_Activity_.
Restating the records exactly is the whole task.

Saved data entries
+++++

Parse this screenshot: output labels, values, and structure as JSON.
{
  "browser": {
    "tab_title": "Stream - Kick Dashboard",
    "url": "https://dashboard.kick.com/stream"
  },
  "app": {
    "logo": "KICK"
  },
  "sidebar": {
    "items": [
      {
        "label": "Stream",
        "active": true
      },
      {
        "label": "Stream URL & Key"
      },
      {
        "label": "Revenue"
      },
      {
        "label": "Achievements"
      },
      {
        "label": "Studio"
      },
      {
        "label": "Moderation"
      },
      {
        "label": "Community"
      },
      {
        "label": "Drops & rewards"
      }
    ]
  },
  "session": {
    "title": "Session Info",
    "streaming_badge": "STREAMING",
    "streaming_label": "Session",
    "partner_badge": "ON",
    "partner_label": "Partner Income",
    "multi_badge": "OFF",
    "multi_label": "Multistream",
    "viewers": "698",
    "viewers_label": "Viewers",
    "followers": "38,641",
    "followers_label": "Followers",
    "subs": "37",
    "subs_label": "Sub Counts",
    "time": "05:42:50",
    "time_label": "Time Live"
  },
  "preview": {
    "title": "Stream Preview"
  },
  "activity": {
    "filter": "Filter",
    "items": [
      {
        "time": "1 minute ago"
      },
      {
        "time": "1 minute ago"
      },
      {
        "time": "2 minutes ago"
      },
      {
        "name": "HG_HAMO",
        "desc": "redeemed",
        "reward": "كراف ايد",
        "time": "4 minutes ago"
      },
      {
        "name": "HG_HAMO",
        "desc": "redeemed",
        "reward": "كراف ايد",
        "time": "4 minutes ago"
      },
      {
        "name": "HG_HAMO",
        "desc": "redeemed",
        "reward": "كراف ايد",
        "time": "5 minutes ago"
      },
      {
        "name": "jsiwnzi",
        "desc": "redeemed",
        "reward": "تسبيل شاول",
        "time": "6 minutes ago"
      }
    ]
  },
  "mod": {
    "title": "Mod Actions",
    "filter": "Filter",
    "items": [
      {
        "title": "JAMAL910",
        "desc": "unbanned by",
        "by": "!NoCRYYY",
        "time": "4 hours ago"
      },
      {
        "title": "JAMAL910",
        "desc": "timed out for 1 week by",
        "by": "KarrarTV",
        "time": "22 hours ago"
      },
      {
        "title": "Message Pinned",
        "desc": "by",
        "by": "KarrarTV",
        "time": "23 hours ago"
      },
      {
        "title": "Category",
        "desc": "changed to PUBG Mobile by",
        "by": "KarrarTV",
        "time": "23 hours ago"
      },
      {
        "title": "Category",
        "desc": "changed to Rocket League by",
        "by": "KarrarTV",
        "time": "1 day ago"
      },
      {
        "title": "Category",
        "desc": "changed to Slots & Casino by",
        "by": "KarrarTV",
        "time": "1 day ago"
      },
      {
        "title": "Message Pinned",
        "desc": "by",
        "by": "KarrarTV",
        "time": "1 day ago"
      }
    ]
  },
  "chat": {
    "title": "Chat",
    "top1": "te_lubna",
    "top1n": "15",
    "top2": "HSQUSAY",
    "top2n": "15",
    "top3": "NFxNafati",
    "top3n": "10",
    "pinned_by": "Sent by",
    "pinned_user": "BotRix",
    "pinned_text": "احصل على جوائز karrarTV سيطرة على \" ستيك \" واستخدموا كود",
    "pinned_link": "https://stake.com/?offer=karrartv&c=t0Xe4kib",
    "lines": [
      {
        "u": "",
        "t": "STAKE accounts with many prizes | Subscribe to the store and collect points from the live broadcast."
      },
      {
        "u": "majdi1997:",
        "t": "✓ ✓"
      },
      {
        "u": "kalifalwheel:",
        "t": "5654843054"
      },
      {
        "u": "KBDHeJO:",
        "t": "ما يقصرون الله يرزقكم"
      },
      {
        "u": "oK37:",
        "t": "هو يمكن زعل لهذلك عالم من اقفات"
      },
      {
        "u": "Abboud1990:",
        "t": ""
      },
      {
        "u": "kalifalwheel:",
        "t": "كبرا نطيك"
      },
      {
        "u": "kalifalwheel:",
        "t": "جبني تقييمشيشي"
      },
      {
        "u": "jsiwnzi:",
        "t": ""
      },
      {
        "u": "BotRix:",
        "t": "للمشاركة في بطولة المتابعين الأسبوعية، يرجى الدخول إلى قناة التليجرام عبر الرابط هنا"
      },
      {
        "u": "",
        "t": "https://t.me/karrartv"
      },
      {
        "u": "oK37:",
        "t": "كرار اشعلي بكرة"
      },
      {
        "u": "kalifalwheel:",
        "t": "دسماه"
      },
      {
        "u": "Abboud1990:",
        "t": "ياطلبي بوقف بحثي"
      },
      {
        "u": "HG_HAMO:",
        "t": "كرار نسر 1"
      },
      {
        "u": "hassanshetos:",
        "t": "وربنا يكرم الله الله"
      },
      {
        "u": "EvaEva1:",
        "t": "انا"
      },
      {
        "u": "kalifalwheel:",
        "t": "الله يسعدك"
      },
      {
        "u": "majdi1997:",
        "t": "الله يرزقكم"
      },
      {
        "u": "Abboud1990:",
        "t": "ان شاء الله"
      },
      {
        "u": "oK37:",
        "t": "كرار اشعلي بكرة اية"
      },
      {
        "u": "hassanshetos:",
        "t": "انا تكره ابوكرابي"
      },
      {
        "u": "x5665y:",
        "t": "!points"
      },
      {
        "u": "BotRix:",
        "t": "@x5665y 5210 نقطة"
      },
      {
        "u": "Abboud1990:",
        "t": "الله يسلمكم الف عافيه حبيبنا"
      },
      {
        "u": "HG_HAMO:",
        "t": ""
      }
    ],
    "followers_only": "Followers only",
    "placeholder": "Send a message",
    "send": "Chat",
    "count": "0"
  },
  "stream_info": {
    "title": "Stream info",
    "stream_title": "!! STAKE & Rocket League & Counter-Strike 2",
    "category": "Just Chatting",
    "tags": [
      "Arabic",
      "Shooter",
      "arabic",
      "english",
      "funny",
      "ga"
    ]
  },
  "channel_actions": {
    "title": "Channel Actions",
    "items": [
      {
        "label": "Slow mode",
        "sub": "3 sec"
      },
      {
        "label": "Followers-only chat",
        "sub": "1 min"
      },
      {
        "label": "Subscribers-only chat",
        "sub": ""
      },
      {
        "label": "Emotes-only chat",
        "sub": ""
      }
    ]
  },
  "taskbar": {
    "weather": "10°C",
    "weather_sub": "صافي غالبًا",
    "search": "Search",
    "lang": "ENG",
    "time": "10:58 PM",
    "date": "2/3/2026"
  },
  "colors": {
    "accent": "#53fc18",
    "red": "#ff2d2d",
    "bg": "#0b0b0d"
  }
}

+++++

_Output of the task_.
Parse this screenshot: output labels, values, and structure as JSON.
{
  "browser": {
    "tab_title": "Stream - Kick Dashboard",
    "url": "https://dashboard.kick.com/stream"
  },
  "app": {
    "logo": "KICK"
  },
  "sidebar": {
    "items": [
      {
        "label": "Stream",
        "active": true
      },
      {
        "label": "Stream URL & Key"
      },
      {
        "label": "Revenue"
      },
      {
        "label": "Achievements"
      },
      {
        "label": "Studio"
      },
      {
        "label": "Moderation"
      },
      {
        "label": "Community"
      },
      {
        "label": "Drops & rewards"
      }
    ]
  },
  "session": {
    "title": "Session Info",
    "streaming_badge": "STREAMING",
    "streaming_label": "Session",
    "partner_badge": "ON",
    "partner_label": "Partner Income",
    "multi_badge": "OFF",
    "multi_label": "Multistream",
    "viewers": "698",
    "viewers_label": "Viewers",
    "followers": "38,641",
    "followers_label": "Followers",
    "subs": "37",
    "subs_label": "Sub Counts",
    "time": "05:42:50",
    "time_label": "Time Live"
  },
  "preview": {
    "title": "Stream Preview"
  },
  "activity": {
    "filter": "Filter",
    "items": [
      {
        "time": "1 minute ago"
      },
      {
        "time": "1 minute ago"
      },
      {
        "time": "2 minutes ago"
      },
      {
        "name": "HG_HAMO",
        "desc": "redeemed",
        "reward": "كراف ايد",
        "time": "4 minutes ago"
      },
      {
        "name": "HG_HAMO",
        "desc": "redeemed",
        "reward": "كراف ايد",
        "time": "4 minutes ago"
      },
      {
        "name": "HG_HAMO",
        "desc": "redeemed",
        "reward": "كراف ايد",
        "time": "5 minutes ago"
      },
      {
        "name": "jsiwnzi",
        "desc": "redeemed",
        "reward": "تسبيل شاول",
        "time": "6 minutes ago"
      }
    ]
  },
  "mod": {
    "title": "Mod Actions",
    "filter": "Filter",
    "items": [
      {
        "title": "JAMAL910",
        "desc": "unbanned by",
        "by": "!NoCRYYY",
        "time": "4 hours ago"
      },
      {
        "title": "JAMAL910",
        "desc": "timed out for 1 week by",
        "by": "KarrarTV",
        "time": "22 hours ago"
      },
      {
        "title": "Message Pinned",
        "desc": "by",
        "by": "KarrarTV",
        "time": "23 hours ago"
      },
      {
        "title": "Category",
        "desc": "changed to PUBG Mobile by",
        "by": "KarrarTV",
        "time": "23 hours ago"
      },
      {
        "title": "Category",
        "desc": "changed to Rocket League by",
        "by": "KarrarTV",
        "time": "1 day ago"
      },
      {
        "title": "Category",
        "desc": "changed to Slots & Casino by",
        "by": "KarrarTV",
        "time": "1 day ago"
      },
      {
        "title": "Message Pinned",
        "desc": "by",
        "by": "KarrarTV",
        "time": "1 day ago"
      }
    ]
  },
  "chat": {
    "title": "Chat",
    "top1": "te_lubna",
    "top1n": "15",
    "top2": "HSQUSAY",
    "top2n": "15",
    "top3": "NFxNafati",
    "top3n": "10",
    "pinned_by": "Sent by",
    "pinned_user": "BotRix",
    "pinned_text": "احصل على جوائز karrarTV سيطرة على \" ستيك \" واستخدموا كود",
    "pinned_link": "https://stake.com/?offer=karrartv&c=t0Xe4kib",
    "lines": [
      {
        "u": "",
        "t": "STAKE accounts with many prizes | Subscribe to the store and collect points from the live broadcast."
      },
      {
        "u": "majdi1997:",
        "t": "✓ ✓"
      },
      {
        "u": "kalifalwheel:",
        "t": "5654843054"
      },
      {
        "u": "KBDHeJO:",
        "t": "ما يقصرون الله يرزقكم"
      },
      {
        "u": "oK37:",
        "t": "هو يمكن زعل لهذلك عالم من اقفات"
      },
      {
        "u": "Abboud1990:",
        "t": ""
      },
      {
        "u": "kalifalwheel:",
        "t": "كبرا نطيك"
      },
      {
        "u": "kalifalwheel:",
        "t": "جبني تقييمشيشي"
      },
      {
        "u": "jsiwnzi:",
        "t": ""
      },
      {
        "u": "BotRix:",
        "t": "للمشاركة في بطولة المتابعين الأسبوعية، يرجى الدخول إلى قناة التليجرام عبر الرابط هنا"
      },
      {
        "u": "",
        "t": "https://t.me/karrartv"
      },
      {
        "u": "oK37:",
        "t": "كرار اشعلي بكرة"
      },
      {
        "u": "kalifalwheel:",
        "t": "دسماه"
      },
      {
        "u": "Abboud1990:",
        "t": "ياطلبي بوقف بحثي"
      },
      {
        "u": "HG_HAMO:",
        "t": "كرار نسر 1"
      },
      {
        "u": "hassanshetos:",
        "t": "وربنا يكرم الله الله"
      },
      {
        "u": "EvaEva1:",
        "t": "انا"
      },
      {
        "u": "kalifalwheel:",
        "t": "الله يسعدك"
      },
      {
        "u": "majdi1997:",
        "t": "الله يرزقكم"
      },
      {
        "u": "Abboud1990:",
        "t": "ان شاء الله"
      },
      {
        "u": "oK37:",
        "t": "كرار اشعلي بكرة اية"
      },
      {
        "u": "hassanshetos:",
        "t": "انا تكره ابوكرابي"
      },
      {
        "u": "x5665y:",
        "t": "!points"
      },
      {
        "u": "BotRix:",
        "t": "@x5665y 5210 نقطة"
      },
      {
        "u": "Abboud1990:",
        "t": "الله يسلمكم الف عافيه حبيبنا"
      },
      {
        "u": "HG_HAMO:",
        "t": ""
      }
    ],
    "followers_only": "Followers only",
    "placeholder": "Send a message",
    "send": "Chat",
    "count": "0"
  },
  "stream_info": {
    "title": "Stream info",
    "stream_title": "!! STAKE & Rocket League & Counter-Strike 2",
    "category": "Just Chatting",
    "tags": [
      "Arabic",
      "Shooter",
      "arabic",
      "english",
      "funny",
      "ga"
    ]
  },
  "channel_actions": {
    "title": "Channel Actions",
    "items": [
      {
        "label": "Slow mode",
        "sub": "3 sec"
      },
      {
        "label": "Followers-only chat",
        "sub": "1 min"
      },
      {
        "label": "Subscribers-only chat",
        "sub": ""
      },
      {
        "label": "Emotes-only chat",
        "sub": ""
      }
    ]
  },
  "taskbar": {
    "weather": "10°C",
    "weather_sub": "صافي غالبًا",
    "search": "Search",
    "lang": "ENG",
    "time": "10:58 PM",
    "date": "2/3/2026"
  },
  "colors": {
    "accent": "#53fc18",
    "red": "#ff2d2d",
    "bg": "#0b0b0d"
  }
}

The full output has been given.